Of course, if something major happens I might be tempted to throw something up about that. Or not. Like the recession, depression, World War III, or whatever…
From now on I will make sharebuilder investments twice each month (Usually on the 1st & 3rd Tuesday) using 6 of the 12 monthly ‘free’ trade credits for each “investment day”, with additional trades (if any) under the AIP plan costing $1 each. I will be investing proportionately. It’s all shown on the ind-PandA, Roth-P, & Roth-A account tab.
(NOTE: This will soon change. I will be transferring most of our holdings from Capital One Investing to Merrill Edge on or about mid-March, 2018.
Anyway, let’s continue with a look at the dates;
The most up-to-date method to view our holdings and expected dividends is to click here (will open in a new window).

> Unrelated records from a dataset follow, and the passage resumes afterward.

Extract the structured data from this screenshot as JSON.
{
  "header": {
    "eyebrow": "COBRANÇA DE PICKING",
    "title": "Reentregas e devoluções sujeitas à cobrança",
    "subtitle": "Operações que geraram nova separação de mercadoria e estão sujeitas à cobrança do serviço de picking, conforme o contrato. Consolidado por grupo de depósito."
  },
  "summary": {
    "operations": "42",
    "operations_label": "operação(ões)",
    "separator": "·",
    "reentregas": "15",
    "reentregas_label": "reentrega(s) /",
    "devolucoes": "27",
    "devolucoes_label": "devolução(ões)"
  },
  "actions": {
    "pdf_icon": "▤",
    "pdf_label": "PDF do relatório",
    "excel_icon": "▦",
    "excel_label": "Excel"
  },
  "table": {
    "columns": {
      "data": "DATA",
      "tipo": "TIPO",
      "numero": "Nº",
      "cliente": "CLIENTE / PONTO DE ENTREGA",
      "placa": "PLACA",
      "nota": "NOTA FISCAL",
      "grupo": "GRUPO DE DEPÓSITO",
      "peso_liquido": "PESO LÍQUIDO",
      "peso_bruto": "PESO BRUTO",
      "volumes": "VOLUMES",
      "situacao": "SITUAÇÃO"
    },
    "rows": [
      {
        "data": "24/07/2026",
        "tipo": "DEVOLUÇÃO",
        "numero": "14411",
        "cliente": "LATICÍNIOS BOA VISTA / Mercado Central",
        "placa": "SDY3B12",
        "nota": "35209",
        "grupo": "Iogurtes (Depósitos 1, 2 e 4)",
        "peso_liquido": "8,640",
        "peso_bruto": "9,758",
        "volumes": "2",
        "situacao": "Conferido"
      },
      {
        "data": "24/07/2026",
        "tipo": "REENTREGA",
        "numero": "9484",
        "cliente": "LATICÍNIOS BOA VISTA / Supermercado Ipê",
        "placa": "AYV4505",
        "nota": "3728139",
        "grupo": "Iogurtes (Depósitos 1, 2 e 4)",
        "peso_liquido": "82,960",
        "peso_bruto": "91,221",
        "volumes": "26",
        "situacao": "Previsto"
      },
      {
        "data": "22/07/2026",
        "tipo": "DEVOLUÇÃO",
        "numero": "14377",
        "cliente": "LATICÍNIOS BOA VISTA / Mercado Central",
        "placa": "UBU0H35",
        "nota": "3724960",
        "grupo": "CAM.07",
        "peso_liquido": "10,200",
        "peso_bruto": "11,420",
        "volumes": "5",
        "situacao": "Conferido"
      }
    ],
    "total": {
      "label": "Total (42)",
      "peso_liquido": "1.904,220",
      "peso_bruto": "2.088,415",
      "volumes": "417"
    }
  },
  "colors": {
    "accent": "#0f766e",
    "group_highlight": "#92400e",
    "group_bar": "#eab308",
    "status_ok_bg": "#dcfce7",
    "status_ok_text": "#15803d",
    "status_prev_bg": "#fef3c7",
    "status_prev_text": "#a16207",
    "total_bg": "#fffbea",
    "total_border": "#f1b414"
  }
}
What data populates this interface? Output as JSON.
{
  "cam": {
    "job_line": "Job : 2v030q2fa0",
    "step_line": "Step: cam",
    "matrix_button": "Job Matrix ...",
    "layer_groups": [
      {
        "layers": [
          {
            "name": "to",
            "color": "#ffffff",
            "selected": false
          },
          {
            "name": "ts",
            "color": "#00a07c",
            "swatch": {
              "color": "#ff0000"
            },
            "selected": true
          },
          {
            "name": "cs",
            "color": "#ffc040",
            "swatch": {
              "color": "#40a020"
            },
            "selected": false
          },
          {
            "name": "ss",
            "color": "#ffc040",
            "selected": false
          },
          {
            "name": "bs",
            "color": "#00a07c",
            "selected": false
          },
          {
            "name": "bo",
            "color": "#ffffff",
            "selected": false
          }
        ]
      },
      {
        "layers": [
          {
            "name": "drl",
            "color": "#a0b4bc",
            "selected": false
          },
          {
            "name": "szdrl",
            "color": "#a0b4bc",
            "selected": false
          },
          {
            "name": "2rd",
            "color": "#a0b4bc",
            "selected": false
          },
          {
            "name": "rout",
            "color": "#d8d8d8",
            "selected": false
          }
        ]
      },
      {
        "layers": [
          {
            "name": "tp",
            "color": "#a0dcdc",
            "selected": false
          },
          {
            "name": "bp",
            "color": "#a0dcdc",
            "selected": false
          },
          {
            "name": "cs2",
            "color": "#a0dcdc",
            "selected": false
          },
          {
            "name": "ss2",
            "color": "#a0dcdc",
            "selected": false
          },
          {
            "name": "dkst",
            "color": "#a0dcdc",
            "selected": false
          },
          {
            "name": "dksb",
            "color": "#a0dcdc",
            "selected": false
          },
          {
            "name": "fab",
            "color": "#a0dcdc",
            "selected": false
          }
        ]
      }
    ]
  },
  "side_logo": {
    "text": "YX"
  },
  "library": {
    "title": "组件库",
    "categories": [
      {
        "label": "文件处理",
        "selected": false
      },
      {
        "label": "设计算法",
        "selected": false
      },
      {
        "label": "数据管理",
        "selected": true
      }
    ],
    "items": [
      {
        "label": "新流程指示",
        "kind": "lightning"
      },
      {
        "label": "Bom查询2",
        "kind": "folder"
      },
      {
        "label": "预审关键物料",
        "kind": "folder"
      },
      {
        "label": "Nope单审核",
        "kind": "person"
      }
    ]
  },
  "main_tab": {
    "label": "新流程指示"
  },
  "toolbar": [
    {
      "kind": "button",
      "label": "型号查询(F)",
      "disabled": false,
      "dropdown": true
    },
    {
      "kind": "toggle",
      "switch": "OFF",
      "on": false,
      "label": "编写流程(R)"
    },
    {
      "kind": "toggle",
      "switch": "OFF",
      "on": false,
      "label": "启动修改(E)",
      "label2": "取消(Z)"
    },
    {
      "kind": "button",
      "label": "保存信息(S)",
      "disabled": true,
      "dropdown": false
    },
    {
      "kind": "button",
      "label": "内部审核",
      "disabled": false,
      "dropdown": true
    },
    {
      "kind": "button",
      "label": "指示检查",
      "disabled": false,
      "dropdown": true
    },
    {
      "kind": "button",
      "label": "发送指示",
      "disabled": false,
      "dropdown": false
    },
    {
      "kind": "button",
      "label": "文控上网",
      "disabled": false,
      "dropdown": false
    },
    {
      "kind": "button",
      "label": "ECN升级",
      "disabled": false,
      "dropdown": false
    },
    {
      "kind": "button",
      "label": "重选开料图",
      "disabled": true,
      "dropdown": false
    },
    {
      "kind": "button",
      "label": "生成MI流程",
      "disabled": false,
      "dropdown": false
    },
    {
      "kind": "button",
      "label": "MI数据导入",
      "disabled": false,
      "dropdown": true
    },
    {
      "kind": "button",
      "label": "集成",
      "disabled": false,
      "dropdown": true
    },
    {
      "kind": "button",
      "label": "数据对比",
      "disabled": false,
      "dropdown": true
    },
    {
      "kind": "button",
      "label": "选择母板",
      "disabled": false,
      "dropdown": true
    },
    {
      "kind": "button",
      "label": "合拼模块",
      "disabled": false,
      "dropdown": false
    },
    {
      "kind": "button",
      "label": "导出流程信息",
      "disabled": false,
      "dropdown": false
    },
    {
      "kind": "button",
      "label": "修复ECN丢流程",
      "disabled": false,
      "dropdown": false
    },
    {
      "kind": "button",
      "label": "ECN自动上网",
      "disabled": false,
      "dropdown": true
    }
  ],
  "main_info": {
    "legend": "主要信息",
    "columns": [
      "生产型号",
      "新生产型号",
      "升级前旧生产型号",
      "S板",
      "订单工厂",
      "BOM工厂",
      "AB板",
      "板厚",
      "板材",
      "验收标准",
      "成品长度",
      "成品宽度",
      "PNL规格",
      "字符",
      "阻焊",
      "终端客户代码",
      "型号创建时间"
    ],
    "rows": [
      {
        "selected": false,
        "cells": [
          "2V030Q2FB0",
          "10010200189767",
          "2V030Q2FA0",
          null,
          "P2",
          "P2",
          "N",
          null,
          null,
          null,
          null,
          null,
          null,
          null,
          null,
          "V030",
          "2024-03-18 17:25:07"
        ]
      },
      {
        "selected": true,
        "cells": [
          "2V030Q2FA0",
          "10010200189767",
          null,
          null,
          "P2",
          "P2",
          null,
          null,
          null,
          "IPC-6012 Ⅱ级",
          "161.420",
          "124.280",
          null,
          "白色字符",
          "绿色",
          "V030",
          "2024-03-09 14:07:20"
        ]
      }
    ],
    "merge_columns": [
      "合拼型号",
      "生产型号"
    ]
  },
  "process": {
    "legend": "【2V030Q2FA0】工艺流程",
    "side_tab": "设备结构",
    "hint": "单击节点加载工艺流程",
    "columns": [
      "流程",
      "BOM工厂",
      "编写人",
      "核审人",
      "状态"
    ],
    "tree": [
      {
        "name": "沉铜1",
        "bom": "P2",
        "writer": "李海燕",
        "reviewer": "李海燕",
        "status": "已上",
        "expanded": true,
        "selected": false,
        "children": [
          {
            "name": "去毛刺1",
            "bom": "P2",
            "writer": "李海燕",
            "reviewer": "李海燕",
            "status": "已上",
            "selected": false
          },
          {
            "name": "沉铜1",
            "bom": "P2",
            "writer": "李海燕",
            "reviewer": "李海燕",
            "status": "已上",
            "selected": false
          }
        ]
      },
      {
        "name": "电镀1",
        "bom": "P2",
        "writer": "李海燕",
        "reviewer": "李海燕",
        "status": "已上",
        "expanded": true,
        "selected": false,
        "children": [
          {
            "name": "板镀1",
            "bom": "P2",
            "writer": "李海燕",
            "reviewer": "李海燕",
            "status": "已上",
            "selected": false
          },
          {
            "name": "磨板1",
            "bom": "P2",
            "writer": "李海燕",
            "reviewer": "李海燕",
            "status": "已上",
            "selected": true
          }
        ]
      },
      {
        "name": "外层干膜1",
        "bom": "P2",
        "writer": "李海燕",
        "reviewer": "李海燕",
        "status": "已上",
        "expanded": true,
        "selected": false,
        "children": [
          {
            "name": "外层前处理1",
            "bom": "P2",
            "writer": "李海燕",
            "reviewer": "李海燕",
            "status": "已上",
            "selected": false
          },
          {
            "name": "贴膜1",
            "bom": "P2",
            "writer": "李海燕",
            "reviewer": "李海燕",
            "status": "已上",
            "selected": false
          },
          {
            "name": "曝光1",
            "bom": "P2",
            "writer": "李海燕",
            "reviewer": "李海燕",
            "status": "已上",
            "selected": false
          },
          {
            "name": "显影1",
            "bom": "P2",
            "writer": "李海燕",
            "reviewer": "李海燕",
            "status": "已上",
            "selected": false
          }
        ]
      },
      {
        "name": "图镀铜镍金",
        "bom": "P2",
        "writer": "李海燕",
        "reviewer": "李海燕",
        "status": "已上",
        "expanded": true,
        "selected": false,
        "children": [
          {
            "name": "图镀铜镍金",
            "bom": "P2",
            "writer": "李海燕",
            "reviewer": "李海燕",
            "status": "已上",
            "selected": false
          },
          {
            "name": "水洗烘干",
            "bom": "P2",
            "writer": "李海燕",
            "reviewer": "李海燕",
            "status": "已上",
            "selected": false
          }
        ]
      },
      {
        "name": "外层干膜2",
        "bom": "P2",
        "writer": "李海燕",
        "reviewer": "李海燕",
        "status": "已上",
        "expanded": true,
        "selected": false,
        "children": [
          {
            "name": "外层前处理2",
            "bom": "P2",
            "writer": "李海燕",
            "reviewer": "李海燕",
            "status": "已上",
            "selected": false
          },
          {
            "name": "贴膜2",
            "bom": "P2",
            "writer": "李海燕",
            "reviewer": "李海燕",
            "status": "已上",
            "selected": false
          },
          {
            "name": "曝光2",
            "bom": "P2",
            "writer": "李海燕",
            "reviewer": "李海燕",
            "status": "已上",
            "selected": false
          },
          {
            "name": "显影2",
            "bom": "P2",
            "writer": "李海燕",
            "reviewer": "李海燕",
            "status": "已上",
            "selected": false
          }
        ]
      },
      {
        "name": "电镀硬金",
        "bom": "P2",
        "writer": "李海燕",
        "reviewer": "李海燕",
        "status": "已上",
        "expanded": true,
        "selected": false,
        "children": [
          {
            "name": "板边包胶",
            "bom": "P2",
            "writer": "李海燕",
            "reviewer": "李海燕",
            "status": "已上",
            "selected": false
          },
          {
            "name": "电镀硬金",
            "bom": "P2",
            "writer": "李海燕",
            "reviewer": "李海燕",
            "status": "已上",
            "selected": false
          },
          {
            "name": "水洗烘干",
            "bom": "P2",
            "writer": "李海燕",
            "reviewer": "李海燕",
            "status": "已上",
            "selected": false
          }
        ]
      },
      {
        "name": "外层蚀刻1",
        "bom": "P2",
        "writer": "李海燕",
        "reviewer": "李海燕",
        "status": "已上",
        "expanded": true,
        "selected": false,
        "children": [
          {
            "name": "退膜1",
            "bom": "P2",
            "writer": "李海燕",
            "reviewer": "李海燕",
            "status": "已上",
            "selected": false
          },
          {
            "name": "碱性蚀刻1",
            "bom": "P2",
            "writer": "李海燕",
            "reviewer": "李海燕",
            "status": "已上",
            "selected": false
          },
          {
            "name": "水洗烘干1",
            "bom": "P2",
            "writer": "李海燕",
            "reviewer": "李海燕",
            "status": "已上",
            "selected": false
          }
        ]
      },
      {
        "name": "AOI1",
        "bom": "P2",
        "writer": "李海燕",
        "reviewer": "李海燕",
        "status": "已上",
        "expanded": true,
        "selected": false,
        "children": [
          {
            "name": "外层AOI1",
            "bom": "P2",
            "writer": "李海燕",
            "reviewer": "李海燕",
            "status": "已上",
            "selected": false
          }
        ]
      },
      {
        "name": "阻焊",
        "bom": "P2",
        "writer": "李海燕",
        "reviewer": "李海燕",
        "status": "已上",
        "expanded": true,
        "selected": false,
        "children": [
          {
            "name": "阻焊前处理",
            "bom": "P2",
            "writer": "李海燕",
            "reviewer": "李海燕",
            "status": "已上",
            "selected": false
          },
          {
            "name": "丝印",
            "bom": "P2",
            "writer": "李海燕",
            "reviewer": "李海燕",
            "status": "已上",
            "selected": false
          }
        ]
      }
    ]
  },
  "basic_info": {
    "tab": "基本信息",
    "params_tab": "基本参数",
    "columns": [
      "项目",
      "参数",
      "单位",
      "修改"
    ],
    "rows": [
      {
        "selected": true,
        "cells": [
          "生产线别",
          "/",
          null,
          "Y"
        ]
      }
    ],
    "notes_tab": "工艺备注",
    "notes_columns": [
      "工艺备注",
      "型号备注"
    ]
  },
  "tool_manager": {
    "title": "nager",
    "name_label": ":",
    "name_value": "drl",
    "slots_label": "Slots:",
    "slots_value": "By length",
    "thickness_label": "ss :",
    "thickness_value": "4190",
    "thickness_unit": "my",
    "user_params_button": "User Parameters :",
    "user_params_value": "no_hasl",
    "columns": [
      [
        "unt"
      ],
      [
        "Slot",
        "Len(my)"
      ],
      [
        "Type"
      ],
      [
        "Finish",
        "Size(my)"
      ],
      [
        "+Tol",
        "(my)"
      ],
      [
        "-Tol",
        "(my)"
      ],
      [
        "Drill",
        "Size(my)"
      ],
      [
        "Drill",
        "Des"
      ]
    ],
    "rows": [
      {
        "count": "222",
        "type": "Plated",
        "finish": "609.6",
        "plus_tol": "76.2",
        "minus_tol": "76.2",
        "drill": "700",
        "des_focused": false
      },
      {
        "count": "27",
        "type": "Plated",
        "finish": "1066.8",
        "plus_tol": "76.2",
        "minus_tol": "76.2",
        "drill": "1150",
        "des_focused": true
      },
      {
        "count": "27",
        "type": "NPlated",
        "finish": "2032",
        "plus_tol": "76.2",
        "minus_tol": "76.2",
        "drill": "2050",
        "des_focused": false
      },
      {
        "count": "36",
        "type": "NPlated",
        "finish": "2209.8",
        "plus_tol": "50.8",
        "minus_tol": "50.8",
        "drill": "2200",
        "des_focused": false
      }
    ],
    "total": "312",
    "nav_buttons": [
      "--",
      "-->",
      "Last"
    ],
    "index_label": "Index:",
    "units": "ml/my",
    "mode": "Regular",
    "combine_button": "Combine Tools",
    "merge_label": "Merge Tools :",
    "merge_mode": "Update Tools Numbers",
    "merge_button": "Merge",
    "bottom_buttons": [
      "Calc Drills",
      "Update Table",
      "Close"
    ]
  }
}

Here’s a look at the dates spreadsheet, showing the ex-dividend and pay dates of each dividend (also shown on the calendar). I sometimes use info like this to time purchases or sales after a stock goes ex-dividend, due to the anticipated drop in stock price, or to make sure I own a stock before the ex-dividend date to ensure I am entitled to the dividend. I mainly use it to keep track of the dates and amounts of the dividend. YMMV!
Look on the right side and you’ll see a chart (table) sorted by last declared ex-dividend dates.
This is that table;
But, as always, “Don’t be hasty” as Treebeard would say. 😉
PLEASE TAKE NOTE AND REMEMBER THIS!
I’m not telling anyone to buy anything or giving anyone any advice, because that’s illegal. You see, I have no letters after my name, like RIA, CFA, etc. I SIMPLY DO NOT GIVE ADVICE. I only tell (and show!) what I do. You, like me, are all alone in this.
And remember, always do your own due diligence!